How Indian creative sector can enhance the Soft Power (can change to ‘The Solution’)

India could consider setting up an Indian Cultural Services (ICS) – a cultural cadre which has high-profile career strategists recruited, trained and developed to nurture creativity with a global perspective.

Like UK’s successful ‘The GREAT Britain’ campaign, India also needs to invest in a strategic creative project in coordination with its various Government departments (including education, tourism and culture, commerce and industry, overseas affairs, Ministry of Human Resources, Department of Science and Technology, etc.) and launch a unified cohesive pitch of ‘Image India’.

Priority needs to be given to develop a SWOT analysis and we also have to be honest in dealing with our weaknesses. Be SMART in celebrating our strengths and turn our threats into opportunities. Ensure awareness and empathy with what already exists in India and monitor global trends and competitions from other countries. At a time, when on one hand Pakistani leadership is a direct outcome of its ultimate soft power – Cricket, and on the other hand Chinese Government is investing billions of dollars to enhance its own soft power; India must raise the bar.

Make an effort to establish partnerships with relevant players by utilising our existing resources better. ICCR and the Cultural Ministry could work together with private and public collaborations to promote one holistic ‘Image India’.

Do few things better, in a consolidated form, to reflect our ambitions. Communicate and engage with the key people working to promote India globally.

Focus on quality, training, excellence and investment. At the level of Ministry of External Affairs, diplomats and junior staff need to go through continuous professional development to recognise the creative sector and fully understand its international value.  We need to raise the status of cultural centres of ICCR giving them space to have artistic vision and freedom of collaboration.

Questions we must ponder on – How do we measure the soft power impact of the creative services? Are we ready to invest like the French Government to promote Hindi? Promote art and culture like the Italian Government does? Invest in youth culture like the Japanese Government has done?

My world of Indian dance and culture needs further professionalisation through adequate investment. I would like to recommend that the Government of India sets up the National School of Dance and a repertory company attached to it which will tour internationally to enhance ‘Image India’. We require one holistic vision to augment our creative output bringing it at par with other world class dance experiences.

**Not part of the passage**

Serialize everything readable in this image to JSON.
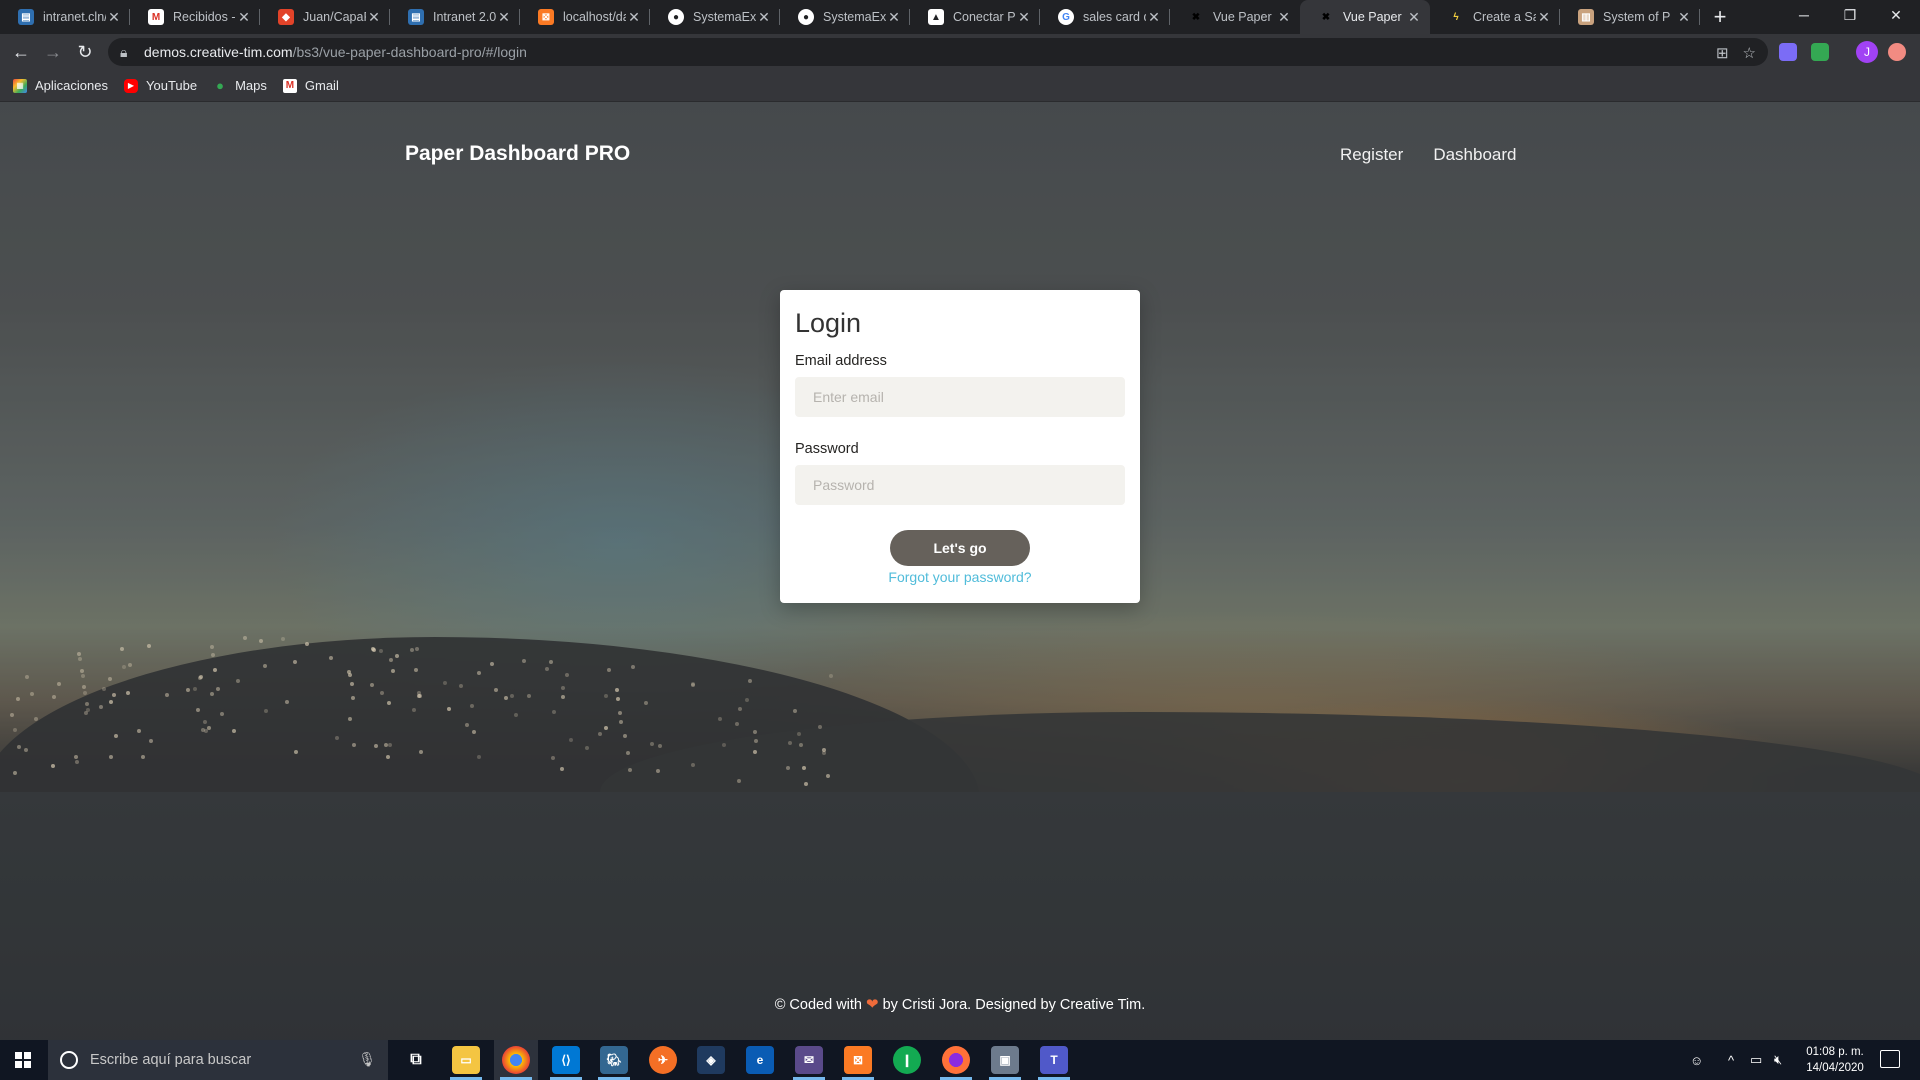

In the end, I would like to quote India’s permanent envoy to the United Nations, Syed Akbaruddin, who said, “Soft power requires loud platforms and hard money”.

Mira Kaushik is the Artistic Director of London-based award-winning British Indian dance organisation Akademi.

2019-04-23T07:09:49+00:00April 17th, 2019|2019, Home Page, Women's Edition – April 2019|

About the Author: Mira Kaushik